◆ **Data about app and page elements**

•••••

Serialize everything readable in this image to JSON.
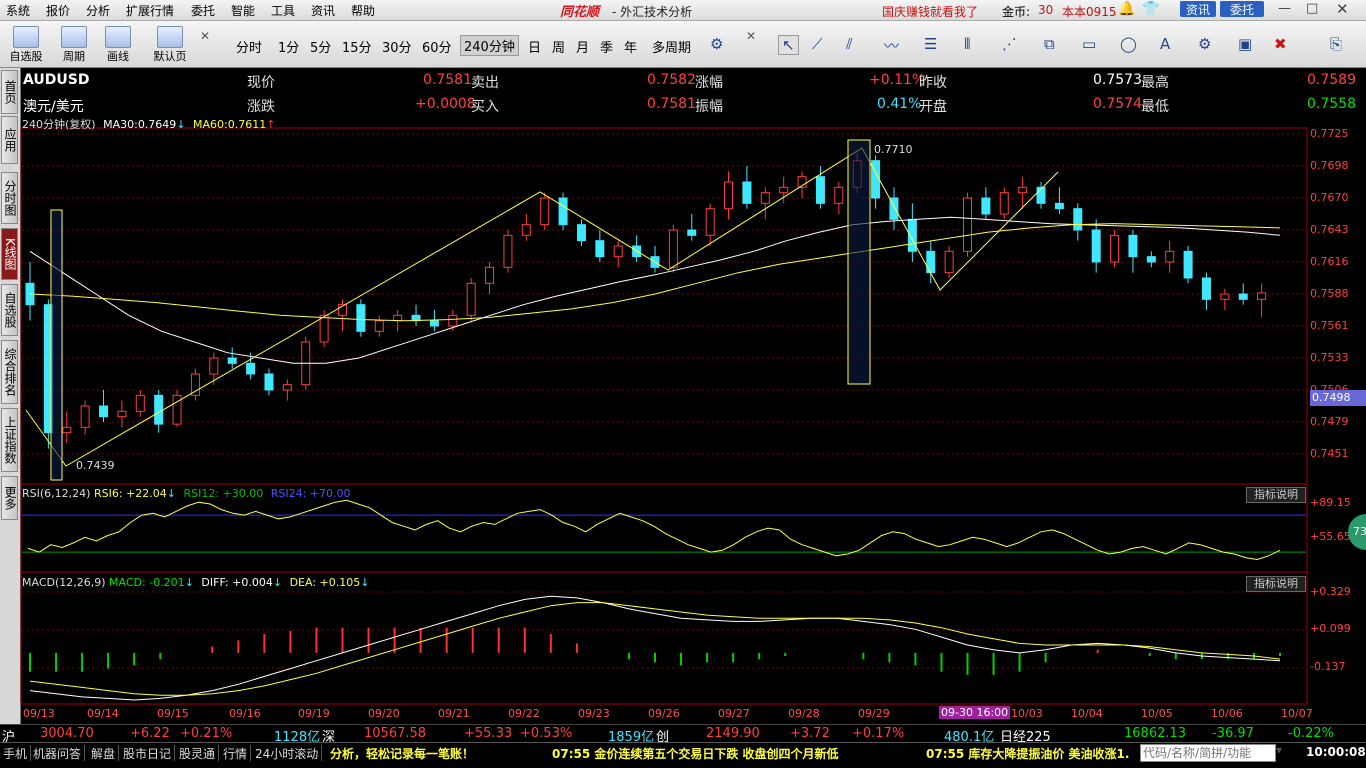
{
  "app": {
    "brand": "同花顺",
    "title": "- 外汇技术分析",
    "promo": "国庆赚钱就看我了",
    "coins_label": "金币:",
    "coins_value": "30",
    "version": "本本0915",
    "news_btn": "资讯",
    "trade_btn": "委托"
  },
  "menu": [
    "系统",
    "报价",
    "分析",
    "扩展行情",
    "委托",
    "智能",
    "工具",
    "资讯",
    "帮助"
  ],
  "toolbar": {
    "buttons": [
      {
        "label": "自选股",
        "icon": "star-list-icon"
      },
      {
        "label": "周期",
        "icon": "clock-icon"
      },
      {
        "label": "画线",
        "icon": "pencil-icon"
      },
      {
        "label": "默认页",
        "icon": "home-icon"
      }
    ],
    "periods": [
      "分时",
      "1分",
      "5分",
      "15分",
      "30分",
      "60分",
      "240分钟",
      "日",
      "周",
      "月",
      "季",
      "年",
      "多周期"
    ],
    "active_period": "240分钟"
  },
  "sidebar": [
    "首页",
    "应用",
    "分时图",
    "K线图",
    "自选股",
    "综合排名",
    "上证指数",
    "更多"
  ],
  "sidebar_active": "K线图",
  "quote": {
    "symbol": "AUDUSD",
    "name": "澳元/美元",
    "rows": [
      [
        {
          "label": "现价",
          "value": "0.7581",
          "color": "red"
        },
        {
          "label": "卖出",
          "value": "0.7582",
          "color": "red"
        },
        {
          "label": "涨幅",
          "value": "+0.11%",
          "color": "red"
        },
        {
          "label": "昨收",
          "value": "0.7573",
          "color": "white"
        },
        {
          "label": "最高",
          "value": "0.7589",
          "color": "red"
        }
      ],
      [
        {
          "label": "涨跌",
          "value": "+0.0008",
          "color": "red"
        },
        {
          "label": "买入",
          "value": "0.7581",
          "color": "red"
        },
        {
          "label": "振幅",
          "value": "0.41%",
          "color": "cyan"
        },
        {
          "label": "开盘",
          "value": "0.7574",
          "color": "red"
        },
        {
          "label": "最低",
          "value": "0.7558",
          "color": "green"
        }
      ]
    ]
  },
  "main_panel": {
    "period_label": "240分钟(复权)",
    "ma30_label": "MA30:",
    "ma30_value": "0.7649",
    "ma30_arrow": "↓",
    "ma60_label": "MA60:",
    "ma60_value": "0.7611",
    "ma60_arrow": "↑",
    "high_marker": "0.7710",
    "low_marker": "0.7439",
    "current_price_tag": "0.7498"
  },
  "rsi_panel": {
    "label": "RSI(6,12,24)",
    "rsi6": "RSI6: +22.04",
    "rsi6_arrow": "↓",
    "rsi12": "RSI12: +30.00",
    "rsi24": "RSI24: +70.00",
    "button": "指标说明",
    "badge": "73"
  },
  "macd_panel": {
    "label": "MACD(12,26,9)",
    "macd": "MACD: -0.201",
    "macd_arrow": "↓",
    "diff": "DIFF: +0.004",
    "diff_arrow": "↓",
    "dea": "DEA: +0.105",
    "dea_arrow": "↓",
    "button": "指标说明"
  },
  "date_axis": {
    "labels": [
      "09/13",
      "09/14",
      "09/15",
      "09/16",
      "09/19",
      "09/20",
      "09/21",
      "09/22",
      "09/23",
      "09/26",
      "09/27",
      "09/28",
      "09/29",
      "09-30 16:00",
      "10/03",
      "10/04",
      "10/05",
      "10/06",
      "10/07"
    ]
  },
  "chart_data": [
    {
      "type": "candlestick",
      "name": "AUDUSD 240分钟",
      "y_axis_ticks": [
        "0.7725",
        "0.7698",
        "0.7670",
        "0.7643",
        "0.7616",
        "0.7588",
        "0.7561",
        "0.7533",
        "0.7506",
        "0.7479",
        "0.7451"
      ],
      "ylim": [
        0.743,
        0.773
      ],
      "candles": [
        [
          0.759,
          0.761,
          0.7555,
          0.757
        ],
        [
          0.757,
          0.7575,
          0.7435,
          0.745
        ],
        [
          0.745,
          0.747,
          0.744,
          0.7455
        ],
        [
          0.7455,
          0.748,
          0.7448,
          0.7475
        ],
        [
          0.7475,
          0.749,
          0.746,
          0.7465
        ],
        [
          0.7465,
          0.748,
          0.7455,
          0.747
        ],
        [
          0.747,
          0.749,
          0.7465,
          0.7485
        ],
        [
          0.7485,
          0.749,
          0.745,
          0.7458
        ],
        [
          0.7458,
          0.749,
          0.7455,
          0.7485
        ],
        [
          0.7485,
          0.751,
          0.748,
          0.7505
        ],
        [
          0.7505,
          0.7525,
          0.7495,
          0.752
        ],
        [
          0.752,
          0.753,
          0.751,
          0.7515
        ],
        [
          0.7515,
          0.7525,
          0.75,
          0.7505
        ],
        [
          0.7505,
          0.751,
          0.7485,
          0.749
        ],
        [
          0.749,
          0.75,
          0.748,
          0.7495
        ],
        [
          0.7495,
          0.754,
          0.749,
          0.7535
        ],
        [
          0.7535,
          0.7565,
          0.753,
          0.756
        ],
        [
          0.756,
          0.7575,
          0.7545,
          0.757
        ],
        [
          0.757,
          0.7575,
          0.754,
          0.7545
        ],
        [
          0.7545,
          0.756,
          0.754,
          0.7555
        ],
        [
          0.7555,
          0.7565,
          0.7545,
          0.756
        ],
        [
          0.756,
          0.757,
          0.755,
          0.7555
        ],
        [
          0.7555,
          0.7565,
          0.7545,
          0.755
        ],
        [
          0.755,
          0.7565,
          0.7545,
          0.756
        ],
        [
          0.756,
          0.7595,
          0.7555,
          0.759
        ],
        [
          0.759,
          0.761,
          0.758,
          0.7605
        ],
        [
          0.7605,
          0.764,
          0.76,
          0.7635
        ],
        [
          0.7635,
          0.7655,
          0.763,
          0.7645
        ],
        [
          0.7645,
          0.7675,
          0.764,
          0.767
        ],
        [
          0.767,
          0.7675,
          0.764,
          0.7645
        ],
        [
          0.7645,
          0.765,
          0.7625,
          0.763
        ],
        [
          0.763,
          0.764,
          0.761,
          0.7615
        ],
        [
          0.7615,
          0.763,
          0.7605,
          0.7625
        ],
        [
          0.7625,
          0.7635,
          0.761,
          0.7615
        ],
        [
          0.7615,
          0.7625,
          0.76,
          0.7605
        ],
        [
          0.7605,
          0.7645,
          0.76,
          0.764
        ],
        [
          0.764,
          0.7655,
          0.763,
          0.7635
        ],
        [
          0.7635,
          0.7665,
          0.7625,
          0.766
        ],
        [
          0.766,
          0.7695,
          0.765,
          0.7685
        ],
        [
          0.7685,
          0.77,
          0.766,
          0.7665
        ],
        [
          0.7665,
          0.768,
          0.765,
          0.7675
        ],
        [
          0.7675,
          0.769,
          0.7665,
          0.768
        ],
        [
          0.768,
          0.7695,
          0.767,
          0.769
        ],
        [
          0.769,
          0.77,
          0.766,
          0.7665
        ],
        [
          0.7665,
          0.7685,
          0.7655,
          0.768
        ],
        [
          0.768,
          0.7712,
          0.7675,
          0.7705
        ],
        [
          0.7705,
          0.771,
          0.766,
          0.767
        ],
        [
          0.767,
          0.768,
          0.764,
          0.765
        ],
        [
          0.765,
          0.7665,
          0.761,
          0.762
        ],
        [
          0.762,
          0.763,
          0.759,
          0.76
        ],
        [
          0.76,
          0.7625,
          0.7595,
          0.762
        ],
        [
          0.762,
          0.7675,
          0.7615,
          0.767
        ],
        [
          0.767,
          0.768,
          0.765,
          0.7655
        ],
        [
          0.7655,
          0.768,
          0.765,
          0.7675
        ],
        [
          0.7675,
          0.769,
          0.766,
          0.768
        ],
        [
          0.768,
          0.7685,
          0.766,
          0.7665
        ],
        [
          0.7665,
          0.768,
          0.7655,
          0.766
        ],
        [
          0.766,
          0.7665,
          0.763,
          0.764
        ],
        [
          0.764,
          0.765,
          0.76,
          0.761
        ],
        [
          0.761,
          0.764,
          0.7605,
          0.7635
        ],
        [
          0.7635,
          0.764,
          0.76,
          0.7615
        ],
        [
          0.7615,
          0.762,
          0.7605,
          0.761
        ],
        [
          0.761,
          0.763,
          0.76,
          0.762
        ],
        [
          0.762,
          0.7625,
          0.759,
          0.7595
        ],
        [
          0.7595,
          0.76,
          0.7565,
          0.7575
        ],
        [
          0.7575,
          0.7585,
          0.7565,
          0.758
        ],
        [
          0.758,
          0.759,
          0.757,
          0.7575
        ],
        [
          0.7575,
          0.759,
          0.7558,
          0.7581
        ]
      ],
      "ma30": [
        0.762,
        0.76,
        0.758,
        0.756,
        0.7545,
        0.7535,
        0.7525,
        0.752,
        0.7515,
        0.7515,
        0.752,
        0.753,
        0.754,
        0.755,
        0.756,
        0.757,
        0.7578,
        0.7585,
        0.7592,
        0.7598,
        0.7605,
        0.7612,
        0.762,
        0.763,
        0.7638,
        0.7645,
        0.7648,
        0.765,
        0.7652,
        0.765,
        0.7648,
        0.7646,
        0.7645,
        0.7644,
        0.7643,
        0.7642,
        0.764,
        0.7638,
        0.7635
      ],
      "ma60": [
        0.758,
        0.7578,
        0.7575,
        0.7572,
        0.7568,
        0.7564,
        0.756,
        0.7558,
        0.7556,
        0.7555,
        0.7556,
        0.7558,
        0.7562,
        0.7566,
        0.7572,
        0.758,
        0.759,
        0.76,
        0.7608,
        0.7614,
        0.762,
        0.7626,
        0.7632,
        0.7638,
        0.7642,
        0.7645,
        0.7646,
        0.7645,
        0.7644,
        0.7643,
        0.7642
      ]
    },
    {
      "type": "line",
      "name": "RSI",
      "y_axis_ticks": [
        "+89.15",
        "+55.65"
      ],
      "ylim": [
        15,
        95
      ],
      "levels": [
        70,
        30
      ],
      "values": [
        34,
        30,
        38,
        35,
        40,
        46,
        42,
        48,
        52,
        62,
        70,
        72,
        68,
        74,
        80,
        84,
        82,
        76,
        72,
        70,
        74,
        70,
        66,
        68,
        72,
        76,
        80,
        84,
        86,
        82,
        78,
        70,
        62,
        58,
        54,
        60,
        64,
        56,
        52,
        58,
        62,
        60,
        66,
        72,
        74,
        76,
        70,
        62,
        58,
        52,
        60,
        66,
        72,
        68,
        64,
        58,
        50,
        44,
        38,
        34,
        30,
        32,
        38,
        46,
        52,
        56,
        54,
        44,
        38,
        34,
        30,
        26,
        28,
        32,
        40,
        48,
        52,
        50,
        44,
        40,
        36,
        38,
        42,
        46,
        44,
        40,
        36,
        40,
        46,
        52,
        54,
        50,
        44,
        38,
        32,
        28,
        30,
        34,
        36,
        32,
        28,
        34,
        40,
        38,
        34,
        30,
        28,
        24,
        22,
        26,
        32
      ]
    },
    {
      "type": "bar_line",
      "name": "MACD",
      "y_axis_ticks": [
        "+0.329",
        "+0.099",
        "-0.137"
      ],
      "ylim": [
        -0.3,
        0.4
      ],
      "diff": [
        -0.24,
        -0.26,
        -0.28,
        -0.29,
        -0.3,
        -0.29,
        -0.27,
        -0.24,
        -0.2,
        -0.15,
        -0.1,
        -0.05,
        0.0,
        0.05,
        0.1,
        0.15,
        0.2,
        0.25,
        0.3,
        0.34,
        0.36,
        0.35,
        0.32,
        0.28,
        0.25,
        0.22,
        0.21,
        0.2,
        0.2,
        0.21,
        0.22,
        0.22,
        0.2,
        0.18,
        0.15,
        0.1,
        0.05,
        0.02,
        0.0,
        0.02,
        0.05,
        0.06,
        0.05,
        0.03,
        0.0,
        -0.02,
        -0.03,
        -0.04,
        -0.05
      ],
      "dea": [
        -0.18,
        -0.2,
        -0.22,
        -0.24,
        -0.26,
        -0.27,
        -0.27,
        -0.26,
        -0.24,
        -0.21,
        -0.17,
        -0.13,
        -0.08,
        -0.03,
        0.02,
        0.07,
        0.12,
        0.17,
        0.22,
        0.26,
        0.3,
        0.32,
        0.32,
        0.3,
        0.28,
        0.26,
        0.24,
        0.23,
        0.22,
        0.22,
        0.22,
        0.22,
        0.22,
        0.21,
        0.19,
        0.16,
        0.12,
        0.09,
        0.06,
        0.05,
        0.05,
        0.05,
        0.05,
        0.04,
        0.02,
        0.0,
        -0.01,
        -0.02,
        -0.04
      ]
    }
  ],
  "status_line1": {
    "sh_label": "沪",
    "sh_value": "3004.70",
    "sh_change": "+6.22",
    "sh_pct": "+0.21%",
    "sh_vol": "1128亿",
    "sz_label": "深",
    "sz_value": "10567.58",
    "sz_change": "+55.33",
    "sz_pct": "+0.53%",
    "sz_vol": "1859亿",
    "cy_label": "创",
    "cy_value": "2149.90",
    "cy_change": "+3.72",
    "cy_pct": "+0.17%",
    "cy_vol": "480.1亿",
    "rj_label": "日经225",
    "rj_value": "16862.13",
    "rj_change": "-36.97",
    "rj_pct": "-0.22%"
  },
  "status_line2": {
    "tabs": [
      "手机",
      "机器问答",
      "解盘",
      "股市日记",
      "股灵通",
      "行情",
      "24小时滚动"
    ],
    "ticker1": "分析，轻松记录每一笔账！",
    "ticker2": "07:55 金价连续第五个交易日下跌 收盘创四个月新低",
    "ticker3": "07:55 库存大降提振油价 美油收涨1.",
    "search_placeholder": "代码/名称/简拼/功能",
    "clock": "10:00:08"
  },
  "colors": {
    "up": "#ff3c3c",
    "down": "#40e8ff",
    "ma30": "#ffffff",
    "ma60": "#ffff40",
    "rsi_upper": "#3030ff",
    "rsi_lower": "#00a000"
  }
}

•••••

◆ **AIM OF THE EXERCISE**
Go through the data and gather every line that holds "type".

◆ **SOLUTION FOR THIS EXERCISE**
      "type": "candlestick",
      "type": "line",
      "type": "bar_line",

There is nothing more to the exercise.